"This lawsuit conflicts directly with the long tradition of First Amendment protection for political parody and satire of public figures — especially where the satirical work 'could not reasonably have been interpreted as stating actual facts about the public figure involved,'" Cohen's lawyers claimed.
During his 2017 run for the U.S. Senate, Moore denied allegations by nine women of sexual misconduct, including two who said they were minors at the time.
Cohen enticed Moore to appear on the show by telling him he was receiving an award for supporting Israel. But in the segment, Cohen pulled out a supposed "pedophile detector" and caused it to beep as it got near Moore.
Moore's lawyer, Larry Klayman, argued to the judge, Andrew Carter Jr., that the consent agreement produced by Cohen was "void and unenforceable for several reasons."

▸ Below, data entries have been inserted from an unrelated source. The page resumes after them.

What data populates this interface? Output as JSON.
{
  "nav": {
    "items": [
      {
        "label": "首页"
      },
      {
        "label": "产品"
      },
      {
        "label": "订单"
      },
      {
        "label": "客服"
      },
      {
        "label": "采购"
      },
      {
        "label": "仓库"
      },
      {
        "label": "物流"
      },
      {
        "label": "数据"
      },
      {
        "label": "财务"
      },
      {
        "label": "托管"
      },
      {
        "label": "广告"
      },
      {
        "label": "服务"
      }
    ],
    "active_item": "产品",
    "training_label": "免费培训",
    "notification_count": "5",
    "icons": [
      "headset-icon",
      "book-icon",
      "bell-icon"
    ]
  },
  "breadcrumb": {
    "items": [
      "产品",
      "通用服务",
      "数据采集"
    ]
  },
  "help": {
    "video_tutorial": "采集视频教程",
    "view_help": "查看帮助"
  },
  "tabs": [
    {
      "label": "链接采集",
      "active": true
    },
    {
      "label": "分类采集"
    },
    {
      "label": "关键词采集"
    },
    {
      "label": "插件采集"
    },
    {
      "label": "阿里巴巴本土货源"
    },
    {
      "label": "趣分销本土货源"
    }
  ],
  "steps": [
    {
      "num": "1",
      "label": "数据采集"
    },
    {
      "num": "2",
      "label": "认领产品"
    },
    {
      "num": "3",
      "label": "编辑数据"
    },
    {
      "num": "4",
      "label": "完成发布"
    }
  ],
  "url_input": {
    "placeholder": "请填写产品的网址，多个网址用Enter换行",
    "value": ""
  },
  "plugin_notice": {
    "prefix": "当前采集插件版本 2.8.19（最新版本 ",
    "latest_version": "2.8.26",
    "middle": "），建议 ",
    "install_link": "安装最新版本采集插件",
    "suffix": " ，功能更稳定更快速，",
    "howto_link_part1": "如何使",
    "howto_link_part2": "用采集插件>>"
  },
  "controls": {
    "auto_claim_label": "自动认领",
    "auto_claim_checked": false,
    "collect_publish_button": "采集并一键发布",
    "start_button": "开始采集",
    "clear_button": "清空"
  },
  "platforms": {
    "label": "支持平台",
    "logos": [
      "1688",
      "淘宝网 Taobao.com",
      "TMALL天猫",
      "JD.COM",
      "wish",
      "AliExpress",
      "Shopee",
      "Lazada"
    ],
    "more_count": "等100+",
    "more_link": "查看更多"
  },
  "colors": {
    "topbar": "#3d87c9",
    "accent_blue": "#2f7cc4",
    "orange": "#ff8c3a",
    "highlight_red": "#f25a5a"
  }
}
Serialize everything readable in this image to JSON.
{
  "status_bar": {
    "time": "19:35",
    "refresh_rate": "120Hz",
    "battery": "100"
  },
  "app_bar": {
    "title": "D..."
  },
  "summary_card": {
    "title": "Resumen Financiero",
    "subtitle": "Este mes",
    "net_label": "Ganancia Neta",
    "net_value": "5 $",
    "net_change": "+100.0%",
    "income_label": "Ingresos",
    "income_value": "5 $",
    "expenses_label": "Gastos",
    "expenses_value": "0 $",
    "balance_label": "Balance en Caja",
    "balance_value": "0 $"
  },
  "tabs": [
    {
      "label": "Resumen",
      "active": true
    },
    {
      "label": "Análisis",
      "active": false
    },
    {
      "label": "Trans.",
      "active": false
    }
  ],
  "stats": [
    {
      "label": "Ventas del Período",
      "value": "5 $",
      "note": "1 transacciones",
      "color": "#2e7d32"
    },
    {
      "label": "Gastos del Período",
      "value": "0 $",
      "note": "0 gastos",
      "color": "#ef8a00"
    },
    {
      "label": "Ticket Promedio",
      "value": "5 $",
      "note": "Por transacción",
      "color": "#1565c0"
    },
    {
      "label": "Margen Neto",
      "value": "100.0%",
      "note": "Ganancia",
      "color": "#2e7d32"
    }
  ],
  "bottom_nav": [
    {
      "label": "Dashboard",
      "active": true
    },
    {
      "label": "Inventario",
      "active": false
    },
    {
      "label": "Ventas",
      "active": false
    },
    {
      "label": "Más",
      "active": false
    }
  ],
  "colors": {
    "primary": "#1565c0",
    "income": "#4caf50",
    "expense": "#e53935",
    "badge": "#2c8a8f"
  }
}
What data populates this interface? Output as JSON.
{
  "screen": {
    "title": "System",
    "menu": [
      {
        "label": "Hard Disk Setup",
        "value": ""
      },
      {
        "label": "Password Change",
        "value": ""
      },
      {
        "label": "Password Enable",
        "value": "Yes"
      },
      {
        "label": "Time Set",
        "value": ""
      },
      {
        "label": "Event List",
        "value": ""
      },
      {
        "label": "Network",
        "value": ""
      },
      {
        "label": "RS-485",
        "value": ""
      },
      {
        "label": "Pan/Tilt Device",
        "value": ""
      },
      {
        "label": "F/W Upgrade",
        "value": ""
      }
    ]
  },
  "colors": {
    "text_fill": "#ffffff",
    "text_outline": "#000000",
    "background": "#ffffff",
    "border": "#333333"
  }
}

He pointed out there is a longstanding contract principle that "a misrepresentation of material facts may be a basis for the rescission of a contract."
Moore also has claims against Cohen as a matter of law, he contended.
"Whether couched as opinion, humor, or rhetorical hyperbole, which defendants attempt, defamatory statements made by a comedian are actionable where a reasonable listener or viewer could conclude that he or she was asserting or implying false facts about a plaintiff," Klayman wrote.
Whether or not the statements are defamatory is for a jury to decide, he said.
Klayman said Moore offered to settle the case, but the defendants refused, so he is asking the judge to set a schedule for motions and briefings.
The lawyer noted the agreement Cohen made with Moore was with "Yerushalayim TV," which does not exist, so it cannot be enforced.
Esquire reported in August 2018 the show created a "buzz" for Showtime but had mediocre ratings.